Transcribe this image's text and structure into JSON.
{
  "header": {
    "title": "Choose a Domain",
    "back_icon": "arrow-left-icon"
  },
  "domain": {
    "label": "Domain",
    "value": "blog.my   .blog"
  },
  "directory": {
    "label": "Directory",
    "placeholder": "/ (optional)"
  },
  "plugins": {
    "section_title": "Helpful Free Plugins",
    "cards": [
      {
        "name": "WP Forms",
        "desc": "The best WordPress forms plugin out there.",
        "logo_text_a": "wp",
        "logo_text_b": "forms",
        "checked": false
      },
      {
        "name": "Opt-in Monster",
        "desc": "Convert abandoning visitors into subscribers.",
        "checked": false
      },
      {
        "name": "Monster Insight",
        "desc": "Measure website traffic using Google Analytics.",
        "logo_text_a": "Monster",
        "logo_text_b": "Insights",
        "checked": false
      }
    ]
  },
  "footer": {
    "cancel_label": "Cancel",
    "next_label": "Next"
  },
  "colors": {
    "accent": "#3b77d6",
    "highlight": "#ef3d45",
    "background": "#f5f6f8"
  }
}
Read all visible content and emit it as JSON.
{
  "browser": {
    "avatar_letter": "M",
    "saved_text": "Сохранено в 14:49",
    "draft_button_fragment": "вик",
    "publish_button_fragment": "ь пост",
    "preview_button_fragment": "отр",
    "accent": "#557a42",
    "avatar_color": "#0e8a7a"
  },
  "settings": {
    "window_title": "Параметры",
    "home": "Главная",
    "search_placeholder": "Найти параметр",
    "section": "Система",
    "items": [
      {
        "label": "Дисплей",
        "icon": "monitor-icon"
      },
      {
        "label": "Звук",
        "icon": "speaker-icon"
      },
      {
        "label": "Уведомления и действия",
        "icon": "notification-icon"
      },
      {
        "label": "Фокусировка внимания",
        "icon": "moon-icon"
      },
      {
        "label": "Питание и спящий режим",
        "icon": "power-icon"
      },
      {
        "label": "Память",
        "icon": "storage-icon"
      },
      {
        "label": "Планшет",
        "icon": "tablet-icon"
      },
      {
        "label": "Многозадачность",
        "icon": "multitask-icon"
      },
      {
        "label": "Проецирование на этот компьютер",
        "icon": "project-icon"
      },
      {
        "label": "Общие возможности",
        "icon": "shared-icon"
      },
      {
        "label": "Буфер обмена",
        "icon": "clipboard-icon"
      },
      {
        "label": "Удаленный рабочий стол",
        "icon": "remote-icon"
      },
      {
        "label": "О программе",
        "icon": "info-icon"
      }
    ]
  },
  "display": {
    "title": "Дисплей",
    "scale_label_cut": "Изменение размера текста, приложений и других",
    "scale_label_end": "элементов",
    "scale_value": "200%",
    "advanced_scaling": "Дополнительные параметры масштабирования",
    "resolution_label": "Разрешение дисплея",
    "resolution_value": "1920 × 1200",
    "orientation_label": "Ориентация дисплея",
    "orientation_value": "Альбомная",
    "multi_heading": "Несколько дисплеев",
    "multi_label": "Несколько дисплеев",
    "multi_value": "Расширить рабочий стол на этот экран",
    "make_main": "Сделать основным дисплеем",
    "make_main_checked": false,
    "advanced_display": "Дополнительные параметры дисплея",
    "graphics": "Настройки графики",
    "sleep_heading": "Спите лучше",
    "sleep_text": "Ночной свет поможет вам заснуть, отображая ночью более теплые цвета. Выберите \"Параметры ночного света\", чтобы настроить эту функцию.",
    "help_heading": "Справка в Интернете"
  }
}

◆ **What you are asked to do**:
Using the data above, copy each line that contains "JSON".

◆ **Task response**:
Transcribe this image's text and structure into JSON.
Read all visible content and emit it as JSON.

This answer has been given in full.